_Work item_
Below are records; report the number of lines among them that include the word "this", and nothing further.
───── Data shown ─────
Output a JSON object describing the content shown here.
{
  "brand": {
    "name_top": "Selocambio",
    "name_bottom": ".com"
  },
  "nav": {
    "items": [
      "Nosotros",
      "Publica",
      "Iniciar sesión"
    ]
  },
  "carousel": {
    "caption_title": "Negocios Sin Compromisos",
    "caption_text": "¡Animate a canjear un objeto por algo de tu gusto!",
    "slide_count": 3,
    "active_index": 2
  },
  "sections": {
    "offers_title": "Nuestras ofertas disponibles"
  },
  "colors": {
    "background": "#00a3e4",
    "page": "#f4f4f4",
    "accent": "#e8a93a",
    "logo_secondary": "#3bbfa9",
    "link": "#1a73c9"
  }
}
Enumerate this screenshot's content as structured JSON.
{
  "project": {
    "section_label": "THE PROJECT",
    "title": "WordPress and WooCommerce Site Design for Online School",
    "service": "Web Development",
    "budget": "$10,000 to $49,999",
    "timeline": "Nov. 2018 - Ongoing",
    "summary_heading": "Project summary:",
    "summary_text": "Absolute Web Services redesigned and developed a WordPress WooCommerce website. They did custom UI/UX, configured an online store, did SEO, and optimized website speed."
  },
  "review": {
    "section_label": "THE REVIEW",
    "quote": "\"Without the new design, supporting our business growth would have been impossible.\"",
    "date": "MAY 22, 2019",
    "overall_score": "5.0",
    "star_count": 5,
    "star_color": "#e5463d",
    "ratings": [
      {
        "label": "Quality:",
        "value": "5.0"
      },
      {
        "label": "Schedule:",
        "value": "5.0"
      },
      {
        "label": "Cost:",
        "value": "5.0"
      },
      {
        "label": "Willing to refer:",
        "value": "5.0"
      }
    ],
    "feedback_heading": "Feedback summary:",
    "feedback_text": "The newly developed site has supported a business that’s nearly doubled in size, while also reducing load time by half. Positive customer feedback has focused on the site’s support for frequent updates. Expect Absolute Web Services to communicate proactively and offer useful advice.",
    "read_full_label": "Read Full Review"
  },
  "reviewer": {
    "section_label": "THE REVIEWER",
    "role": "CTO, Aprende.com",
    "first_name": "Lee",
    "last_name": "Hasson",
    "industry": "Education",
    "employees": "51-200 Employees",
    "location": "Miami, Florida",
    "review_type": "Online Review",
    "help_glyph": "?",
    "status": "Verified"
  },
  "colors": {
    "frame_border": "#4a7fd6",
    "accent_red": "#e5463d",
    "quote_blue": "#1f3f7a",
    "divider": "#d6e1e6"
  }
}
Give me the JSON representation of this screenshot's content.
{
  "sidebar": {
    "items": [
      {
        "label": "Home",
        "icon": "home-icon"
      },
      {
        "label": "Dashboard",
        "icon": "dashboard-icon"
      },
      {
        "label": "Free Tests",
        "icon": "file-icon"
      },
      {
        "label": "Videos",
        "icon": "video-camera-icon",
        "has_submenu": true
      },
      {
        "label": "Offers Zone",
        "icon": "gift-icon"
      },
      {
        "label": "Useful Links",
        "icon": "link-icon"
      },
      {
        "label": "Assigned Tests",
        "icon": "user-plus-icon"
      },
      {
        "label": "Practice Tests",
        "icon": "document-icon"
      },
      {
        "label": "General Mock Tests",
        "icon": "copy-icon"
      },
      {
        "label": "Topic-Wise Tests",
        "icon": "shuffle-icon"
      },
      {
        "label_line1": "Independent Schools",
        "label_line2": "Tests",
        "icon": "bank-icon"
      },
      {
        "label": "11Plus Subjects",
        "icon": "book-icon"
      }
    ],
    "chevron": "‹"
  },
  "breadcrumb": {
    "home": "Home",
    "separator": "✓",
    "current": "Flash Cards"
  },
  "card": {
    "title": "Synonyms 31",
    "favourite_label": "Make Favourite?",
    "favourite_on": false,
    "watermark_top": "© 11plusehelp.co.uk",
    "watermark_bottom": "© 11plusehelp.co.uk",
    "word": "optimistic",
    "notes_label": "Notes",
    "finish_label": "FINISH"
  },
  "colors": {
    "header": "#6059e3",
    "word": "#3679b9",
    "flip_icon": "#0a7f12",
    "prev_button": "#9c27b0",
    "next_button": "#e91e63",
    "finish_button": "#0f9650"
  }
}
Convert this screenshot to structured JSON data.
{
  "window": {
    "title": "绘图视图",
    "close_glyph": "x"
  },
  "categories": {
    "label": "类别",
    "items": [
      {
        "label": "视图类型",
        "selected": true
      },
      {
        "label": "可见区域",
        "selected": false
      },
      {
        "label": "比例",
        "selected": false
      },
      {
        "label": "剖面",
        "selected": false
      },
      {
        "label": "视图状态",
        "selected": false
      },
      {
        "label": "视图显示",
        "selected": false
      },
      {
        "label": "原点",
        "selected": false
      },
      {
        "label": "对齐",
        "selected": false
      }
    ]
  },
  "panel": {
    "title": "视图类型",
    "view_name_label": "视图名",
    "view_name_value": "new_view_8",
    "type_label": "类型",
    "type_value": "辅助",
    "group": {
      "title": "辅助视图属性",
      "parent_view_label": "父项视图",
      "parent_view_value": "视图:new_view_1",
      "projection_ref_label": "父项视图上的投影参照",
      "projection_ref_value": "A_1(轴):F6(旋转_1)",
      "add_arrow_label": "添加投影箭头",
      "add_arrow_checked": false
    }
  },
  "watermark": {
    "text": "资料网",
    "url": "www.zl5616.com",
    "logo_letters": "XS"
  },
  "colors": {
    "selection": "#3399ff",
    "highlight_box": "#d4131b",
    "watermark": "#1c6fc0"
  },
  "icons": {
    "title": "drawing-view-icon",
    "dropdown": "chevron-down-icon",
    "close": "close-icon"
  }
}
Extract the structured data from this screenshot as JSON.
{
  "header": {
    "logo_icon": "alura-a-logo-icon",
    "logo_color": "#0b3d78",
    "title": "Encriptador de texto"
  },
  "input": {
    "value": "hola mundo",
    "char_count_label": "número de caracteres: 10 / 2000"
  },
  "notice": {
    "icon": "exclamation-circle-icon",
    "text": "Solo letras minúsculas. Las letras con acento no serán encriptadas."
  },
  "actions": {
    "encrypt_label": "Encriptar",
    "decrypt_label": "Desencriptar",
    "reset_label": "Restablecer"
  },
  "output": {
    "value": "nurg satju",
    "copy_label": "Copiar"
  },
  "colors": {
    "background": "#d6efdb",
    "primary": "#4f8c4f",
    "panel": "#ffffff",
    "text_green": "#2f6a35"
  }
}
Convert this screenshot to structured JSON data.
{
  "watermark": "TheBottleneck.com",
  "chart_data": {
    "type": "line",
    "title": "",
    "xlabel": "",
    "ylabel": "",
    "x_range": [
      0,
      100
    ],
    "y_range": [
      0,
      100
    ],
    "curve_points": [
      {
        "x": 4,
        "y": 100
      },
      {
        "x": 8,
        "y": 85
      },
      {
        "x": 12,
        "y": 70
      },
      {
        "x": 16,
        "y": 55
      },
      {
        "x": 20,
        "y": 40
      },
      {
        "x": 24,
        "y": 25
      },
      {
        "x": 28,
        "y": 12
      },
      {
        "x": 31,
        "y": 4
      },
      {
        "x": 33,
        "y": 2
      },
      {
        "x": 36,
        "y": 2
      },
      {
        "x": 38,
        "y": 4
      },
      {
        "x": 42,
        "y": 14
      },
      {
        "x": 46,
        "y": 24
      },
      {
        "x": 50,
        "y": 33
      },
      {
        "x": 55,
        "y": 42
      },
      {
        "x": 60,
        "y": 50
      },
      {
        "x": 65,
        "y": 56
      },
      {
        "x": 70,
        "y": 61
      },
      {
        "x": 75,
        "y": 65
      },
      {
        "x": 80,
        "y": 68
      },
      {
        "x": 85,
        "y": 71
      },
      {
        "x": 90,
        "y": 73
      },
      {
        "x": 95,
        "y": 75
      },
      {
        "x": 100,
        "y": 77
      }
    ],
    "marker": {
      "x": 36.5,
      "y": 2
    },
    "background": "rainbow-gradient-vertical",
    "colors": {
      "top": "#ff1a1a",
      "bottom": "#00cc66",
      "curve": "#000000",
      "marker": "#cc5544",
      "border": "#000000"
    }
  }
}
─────
_Problem solution_
5